Monday, May 08, 2017

I am worthy just for existing

So many of us value ourselves and are valued by others for what we do, not who we are. This drives us to push, force and struggle but we never feel we’re enough or have done enough.

Try saying “I’m enough” out loud, how true does it feel on scale of 0 to 10? 10 being true and 0 being not true at all. Or if you find it difficult to rate how you feel by numbers, what does it feel like in your body when you say these words? How do you know it’s true, not true, or half true etc?


Or try saying it the opposite way “I’m not enough”. Do you have “evidence” to back this belief up? Try tapping on the following and change it to suit you and how you feel. You can download the EFT shortcut in the menu on the right hand side of this page.

Even though I feel that my worth is what I do, not who I am, I accept myself anyway

Even though I don’t feel enough because … I completely accept how I feel

Even though I don’t feel worthy (of …) I am open to that changing

TH: I’m not enough
Eyebrow: Because … (what memories/people pop up?)
Side of eye: Who I am isn’t enough
Under eye: And that feels …
Under nose: So I have to keep doing …
Under chin: To feel worthy
Collar bone: But it’s never enough
Under arm: I never get “there”

TH: Where is there?
Eyebrow: Love from others?
Side of eye: Love for myself?
Under eye: Acceptance?
Under nose: Validation?
Under chin: How would that feel?
Collar bone: That I’m enough?
Under arm: It would feel …

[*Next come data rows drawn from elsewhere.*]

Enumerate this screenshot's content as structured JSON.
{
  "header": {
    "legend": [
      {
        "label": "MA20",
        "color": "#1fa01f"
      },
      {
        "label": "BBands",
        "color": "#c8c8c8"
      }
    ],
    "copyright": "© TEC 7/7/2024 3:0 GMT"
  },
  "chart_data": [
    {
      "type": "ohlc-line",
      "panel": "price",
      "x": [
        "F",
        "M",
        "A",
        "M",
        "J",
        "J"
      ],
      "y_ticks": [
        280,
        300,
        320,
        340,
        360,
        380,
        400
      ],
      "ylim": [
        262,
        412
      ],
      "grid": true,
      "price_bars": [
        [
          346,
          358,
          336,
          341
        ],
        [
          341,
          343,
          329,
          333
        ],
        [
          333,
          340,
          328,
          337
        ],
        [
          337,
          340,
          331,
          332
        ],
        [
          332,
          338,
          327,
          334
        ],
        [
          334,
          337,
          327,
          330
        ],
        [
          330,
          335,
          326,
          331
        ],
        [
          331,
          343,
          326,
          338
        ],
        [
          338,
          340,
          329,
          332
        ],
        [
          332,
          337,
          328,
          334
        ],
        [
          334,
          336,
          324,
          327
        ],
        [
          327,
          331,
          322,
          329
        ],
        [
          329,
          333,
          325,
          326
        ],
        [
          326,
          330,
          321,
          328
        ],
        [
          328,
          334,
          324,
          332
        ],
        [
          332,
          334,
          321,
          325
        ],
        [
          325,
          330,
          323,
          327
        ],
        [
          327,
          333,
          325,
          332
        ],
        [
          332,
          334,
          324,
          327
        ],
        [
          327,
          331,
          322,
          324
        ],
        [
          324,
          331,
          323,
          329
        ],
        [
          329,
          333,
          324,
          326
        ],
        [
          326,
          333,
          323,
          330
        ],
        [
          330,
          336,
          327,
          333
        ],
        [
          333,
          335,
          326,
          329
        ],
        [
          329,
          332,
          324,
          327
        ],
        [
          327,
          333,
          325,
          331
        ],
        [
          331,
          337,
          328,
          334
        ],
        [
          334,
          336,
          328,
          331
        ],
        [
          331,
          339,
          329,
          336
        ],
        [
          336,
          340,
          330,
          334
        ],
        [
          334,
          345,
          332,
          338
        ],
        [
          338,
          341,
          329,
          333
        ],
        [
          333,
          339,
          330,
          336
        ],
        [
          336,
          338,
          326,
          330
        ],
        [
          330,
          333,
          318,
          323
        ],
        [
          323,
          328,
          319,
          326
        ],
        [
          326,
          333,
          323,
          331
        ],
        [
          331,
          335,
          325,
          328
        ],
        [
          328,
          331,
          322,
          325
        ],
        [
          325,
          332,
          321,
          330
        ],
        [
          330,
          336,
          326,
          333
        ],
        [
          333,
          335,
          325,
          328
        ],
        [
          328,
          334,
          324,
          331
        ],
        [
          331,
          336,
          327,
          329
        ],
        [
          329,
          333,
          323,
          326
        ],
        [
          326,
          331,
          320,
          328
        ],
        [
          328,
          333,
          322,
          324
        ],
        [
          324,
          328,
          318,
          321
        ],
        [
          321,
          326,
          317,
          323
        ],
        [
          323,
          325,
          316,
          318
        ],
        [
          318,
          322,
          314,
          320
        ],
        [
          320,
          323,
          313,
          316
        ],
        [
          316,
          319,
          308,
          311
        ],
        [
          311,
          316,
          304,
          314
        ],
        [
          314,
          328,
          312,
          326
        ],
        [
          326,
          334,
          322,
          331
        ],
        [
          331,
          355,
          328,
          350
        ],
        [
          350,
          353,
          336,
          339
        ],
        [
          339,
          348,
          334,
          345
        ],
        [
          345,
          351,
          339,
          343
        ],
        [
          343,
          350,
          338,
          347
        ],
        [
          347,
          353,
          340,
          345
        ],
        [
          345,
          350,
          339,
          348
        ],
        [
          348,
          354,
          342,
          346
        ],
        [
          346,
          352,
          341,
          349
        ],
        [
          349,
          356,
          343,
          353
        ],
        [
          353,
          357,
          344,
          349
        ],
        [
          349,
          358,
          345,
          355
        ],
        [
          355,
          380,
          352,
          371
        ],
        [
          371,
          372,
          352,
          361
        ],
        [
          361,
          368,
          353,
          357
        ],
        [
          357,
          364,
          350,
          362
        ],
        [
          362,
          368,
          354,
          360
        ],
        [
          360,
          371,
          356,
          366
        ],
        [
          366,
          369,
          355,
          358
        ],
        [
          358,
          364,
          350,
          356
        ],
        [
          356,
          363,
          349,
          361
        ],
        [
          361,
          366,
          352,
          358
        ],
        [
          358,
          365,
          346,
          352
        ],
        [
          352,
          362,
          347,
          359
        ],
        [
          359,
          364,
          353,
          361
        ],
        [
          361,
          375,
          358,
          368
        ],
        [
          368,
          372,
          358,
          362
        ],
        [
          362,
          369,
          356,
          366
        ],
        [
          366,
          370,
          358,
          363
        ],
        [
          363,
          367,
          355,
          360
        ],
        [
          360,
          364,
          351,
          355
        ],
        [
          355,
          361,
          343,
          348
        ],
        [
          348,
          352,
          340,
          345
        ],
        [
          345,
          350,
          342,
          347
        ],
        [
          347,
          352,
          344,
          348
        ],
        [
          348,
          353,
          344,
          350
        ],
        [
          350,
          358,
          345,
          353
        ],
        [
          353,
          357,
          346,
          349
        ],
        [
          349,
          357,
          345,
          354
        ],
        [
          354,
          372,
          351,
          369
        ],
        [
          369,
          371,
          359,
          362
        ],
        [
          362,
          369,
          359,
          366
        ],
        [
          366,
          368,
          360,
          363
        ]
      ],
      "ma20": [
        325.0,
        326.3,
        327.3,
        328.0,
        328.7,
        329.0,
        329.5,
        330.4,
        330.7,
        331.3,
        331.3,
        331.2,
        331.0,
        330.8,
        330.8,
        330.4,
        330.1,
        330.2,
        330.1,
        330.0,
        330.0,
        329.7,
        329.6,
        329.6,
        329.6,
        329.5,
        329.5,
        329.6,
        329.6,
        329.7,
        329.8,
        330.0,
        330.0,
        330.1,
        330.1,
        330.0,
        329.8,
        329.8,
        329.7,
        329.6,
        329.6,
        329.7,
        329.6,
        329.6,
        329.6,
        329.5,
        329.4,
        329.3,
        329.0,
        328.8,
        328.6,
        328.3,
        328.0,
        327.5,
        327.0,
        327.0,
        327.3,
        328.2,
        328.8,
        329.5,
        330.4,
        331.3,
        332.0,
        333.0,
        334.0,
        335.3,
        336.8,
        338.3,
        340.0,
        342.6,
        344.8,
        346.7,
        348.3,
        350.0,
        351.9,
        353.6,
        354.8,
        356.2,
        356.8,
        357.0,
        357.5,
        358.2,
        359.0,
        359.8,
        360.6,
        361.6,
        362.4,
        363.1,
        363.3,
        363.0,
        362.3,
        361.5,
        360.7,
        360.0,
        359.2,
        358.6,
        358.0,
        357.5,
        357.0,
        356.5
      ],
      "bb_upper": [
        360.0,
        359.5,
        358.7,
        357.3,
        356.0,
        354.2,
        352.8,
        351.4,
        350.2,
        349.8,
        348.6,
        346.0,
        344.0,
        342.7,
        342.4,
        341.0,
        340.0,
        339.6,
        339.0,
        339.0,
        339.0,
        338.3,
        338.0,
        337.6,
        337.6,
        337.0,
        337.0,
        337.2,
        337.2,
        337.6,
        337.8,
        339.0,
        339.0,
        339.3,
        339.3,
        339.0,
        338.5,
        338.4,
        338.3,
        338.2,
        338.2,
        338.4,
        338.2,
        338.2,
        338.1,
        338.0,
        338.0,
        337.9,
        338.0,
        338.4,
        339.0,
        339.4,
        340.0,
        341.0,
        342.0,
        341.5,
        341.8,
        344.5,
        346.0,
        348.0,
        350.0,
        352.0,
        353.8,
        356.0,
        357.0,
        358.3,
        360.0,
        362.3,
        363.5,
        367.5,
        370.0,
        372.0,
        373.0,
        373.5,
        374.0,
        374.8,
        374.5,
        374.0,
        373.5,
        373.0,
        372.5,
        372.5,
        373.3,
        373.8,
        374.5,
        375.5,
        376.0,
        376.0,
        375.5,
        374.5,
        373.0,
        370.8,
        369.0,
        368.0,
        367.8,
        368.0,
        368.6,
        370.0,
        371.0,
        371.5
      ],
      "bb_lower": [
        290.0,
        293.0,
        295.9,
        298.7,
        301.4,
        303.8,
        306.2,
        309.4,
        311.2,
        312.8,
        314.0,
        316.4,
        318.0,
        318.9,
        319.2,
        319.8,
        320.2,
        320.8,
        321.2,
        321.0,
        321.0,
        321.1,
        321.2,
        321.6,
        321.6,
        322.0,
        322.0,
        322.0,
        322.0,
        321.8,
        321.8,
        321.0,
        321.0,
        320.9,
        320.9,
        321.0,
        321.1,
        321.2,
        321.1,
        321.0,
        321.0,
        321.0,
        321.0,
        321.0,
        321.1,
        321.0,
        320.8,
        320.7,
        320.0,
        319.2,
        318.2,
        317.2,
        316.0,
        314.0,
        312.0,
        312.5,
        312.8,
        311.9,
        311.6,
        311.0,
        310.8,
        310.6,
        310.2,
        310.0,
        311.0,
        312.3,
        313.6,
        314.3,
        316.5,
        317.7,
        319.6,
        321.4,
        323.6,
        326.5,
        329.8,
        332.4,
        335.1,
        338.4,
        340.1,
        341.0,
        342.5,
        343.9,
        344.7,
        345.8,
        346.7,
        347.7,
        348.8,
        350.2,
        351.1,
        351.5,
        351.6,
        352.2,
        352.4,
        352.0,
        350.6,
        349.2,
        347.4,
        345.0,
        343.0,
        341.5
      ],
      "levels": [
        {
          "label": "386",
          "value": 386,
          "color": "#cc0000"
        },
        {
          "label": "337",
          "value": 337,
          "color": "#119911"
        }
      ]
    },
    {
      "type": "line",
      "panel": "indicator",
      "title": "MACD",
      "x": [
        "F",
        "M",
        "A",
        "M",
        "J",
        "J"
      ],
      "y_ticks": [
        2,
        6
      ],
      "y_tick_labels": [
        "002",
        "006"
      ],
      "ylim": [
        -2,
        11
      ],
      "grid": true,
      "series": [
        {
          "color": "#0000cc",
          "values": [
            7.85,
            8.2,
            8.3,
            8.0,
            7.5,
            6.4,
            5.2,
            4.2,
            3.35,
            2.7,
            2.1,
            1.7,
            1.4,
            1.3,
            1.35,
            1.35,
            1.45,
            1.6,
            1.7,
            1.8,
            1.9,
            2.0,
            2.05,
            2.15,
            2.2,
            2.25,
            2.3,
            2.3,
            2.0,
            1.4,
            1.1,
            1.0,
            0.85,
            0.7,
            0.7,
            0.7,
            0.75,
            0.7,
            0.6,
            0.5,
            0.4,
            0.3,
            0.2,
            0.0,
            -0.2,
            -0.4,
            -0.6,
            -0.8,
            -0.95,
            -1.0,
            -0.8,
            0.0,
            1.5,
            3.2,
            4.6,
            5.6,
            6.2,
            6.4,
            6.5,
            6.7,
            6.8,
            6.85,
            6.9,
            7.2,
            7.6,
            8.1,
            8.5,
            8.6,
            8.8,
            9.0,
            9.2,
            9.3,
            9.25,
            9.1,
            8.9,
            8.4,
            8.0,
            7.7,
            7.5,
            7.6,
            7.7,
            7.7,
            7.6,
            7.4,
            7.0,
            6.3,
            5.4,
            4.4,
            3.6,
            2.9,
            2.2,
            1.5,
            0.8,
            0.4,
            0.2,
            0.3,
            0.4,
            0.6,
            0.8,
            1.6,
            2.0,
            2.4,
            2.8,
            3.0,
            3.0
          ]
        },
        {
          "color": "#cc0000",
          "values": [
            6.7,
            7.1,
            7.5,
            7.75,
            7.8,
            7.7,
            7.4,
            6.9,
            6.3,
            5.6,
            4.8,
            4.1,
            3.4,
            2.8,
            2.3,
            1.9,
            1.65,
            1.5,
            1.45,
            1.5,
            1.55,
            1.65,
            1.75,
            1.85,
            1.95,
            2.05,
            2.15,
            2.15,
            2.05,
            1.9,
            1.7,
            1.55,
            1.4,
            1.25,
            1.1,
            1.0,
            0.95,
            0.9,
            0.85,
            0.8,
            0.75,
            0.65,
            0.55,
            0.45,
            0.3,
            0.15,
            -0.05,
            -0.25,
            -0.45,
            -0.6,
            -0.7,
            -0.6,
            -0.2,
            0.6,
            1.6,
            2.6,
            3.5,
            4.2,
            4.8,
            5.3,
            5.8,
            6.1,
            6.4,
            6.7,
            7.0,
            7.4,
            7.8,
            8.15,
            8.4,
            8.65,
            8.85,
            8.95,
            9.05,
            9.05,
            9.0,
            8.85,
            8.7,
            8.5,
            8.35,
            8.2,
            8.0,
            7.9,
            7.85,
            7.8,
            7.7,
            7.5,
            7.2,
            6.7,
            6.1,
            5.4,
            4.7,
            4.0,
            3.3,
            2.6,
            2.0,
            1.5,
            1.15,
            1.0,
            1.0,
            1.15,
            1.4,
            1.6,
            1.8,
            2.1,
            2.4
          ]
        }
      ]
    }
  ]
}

TH: When did I first feel I wasn’t enough? (Guess, if you don’t know)
Eyebrow: Just as I am
Side of eye: How would it feel
Under eye: Not to have to do anything
Under nose:  To be worthy (of …)
Under chin: I could do it because I wanted to
Collar bone: Not because I feel I have to
Under arm: And that would feel …